Sight translation by Mary Luczki.

Communication Technology: A Brief History

Many older deaf and hard of hearing Americans remember relying on their families, friends, or neighbors to make a simple phone call. Today, deaf and hard of hearing people are empowered by having more accessible telephone products and services, including hearing aid compatible phones. In the last 20 years, a wide range of voice, text, and video relay services and technologies have also been developed that enable consumer choice of language and mode of communication to access the telephone network.

In 1987 California became the first state to mandate that text relay service be provided to any and all deaf and hard of hearing individuals.  In 1990 Title IV of the Americans with Disabilities Act (ADA) mandated a nationwide system of text-based telecommunications relay services, referred to as teletypewriters (TTYs), to make the telephone network accessible to people who are deaf or hard of hearing or who have speech impairments. Initially, TTYs were utilized, however this technology had limitations, such as the inability to communicate non-verbal cues.  Conversations required a specific protocol: one person types, followed by the next. It is nearly impossible to interrupt, interject, talk over each other or have the same degree of spontaneity that two people signing experience.

Functional Equivalency and Video Technology

New technologies gave consumers choices:

  • Voice carry-over; hearing carry-over
  • Captioned telephone service
  • Internet-based communication through text relay services (Internet Protocol or IP Relay)
  • Video relay services (VRS)

VRS improves upon TTY relay by allowing the deaf person to sign to a relay operator, who in turn speaks to the hearing party. Conversations can occur simultaneously, and greater nuances are captured. Also, for many deaf people, not only is signing their preferred method of communication but for many, English literacy is an issue. Since 2002, VRS in the United States has been funded by the taxpayers and regulated by the FCC (U.S. Federal Communications Commission).

These relay services enable deaf and hard of hearing individuals to communicate in a manner that is as close to “functionally equivalent” as possible to the communications enjoyed by hearing telephone users. Relay services also provide access to 9-1-1 emergency call centers, operate 24/7, are provided free to relay users and comply with strict confidentiality requirements.

The Arrival of VRI

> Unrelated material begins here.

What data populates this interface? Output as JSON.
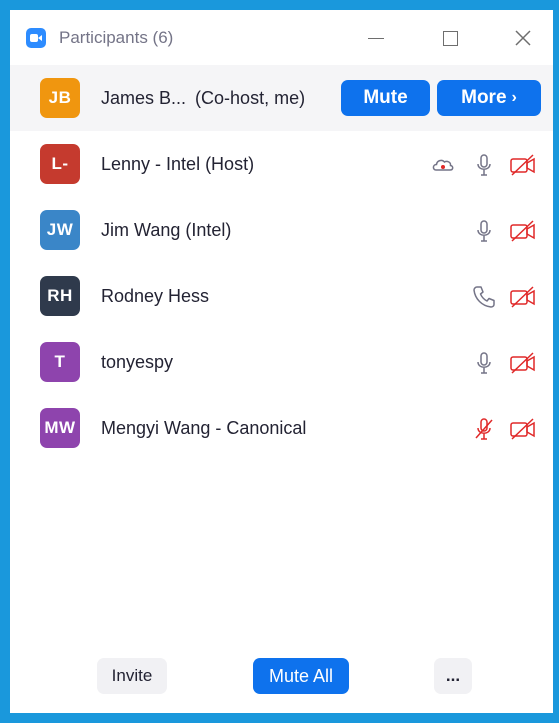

In addition to telephone services, more recent technology has introduced an even more diverse mode of communication through the use of interpreters.  Video Remote Interpreting (VRI) uses videoconferencing technology, equipment and a high speed Internet connection with sufficient bandwidth to provide the services of a qualified interpreter, usually located at a call center, to people speaking and/or signing distinctive languages at a different location.

Since the inception of the Rehabilitation Act of 1973, federal law has required publicly funded entities to provide accessible communication for deaf and hard of hearing individuals.  For people who communicate primarily in American Sign Language, qualified interpreter services may be necessary. When in-person, and on-site interpreting services are not immediately available, VRI now provides an alternative solution in the form of off-site interpreting services.

VRI is currently being used in a wide variety of settings including:

  • Hospitals
  • Physicians’ offices
  • Mental health care settings
  • Police stations
  • Schools
  • Financial institutions
  • Workplaces

Due to the technical nature of these specialized settings, VRI interpreters often have specialized training.  Entities may contract for VRI services to be provided by appointment or to be available “on demand” 24 hours a day, seven days per week.  As such, there are significant possibilities for the use of VRI technology and services.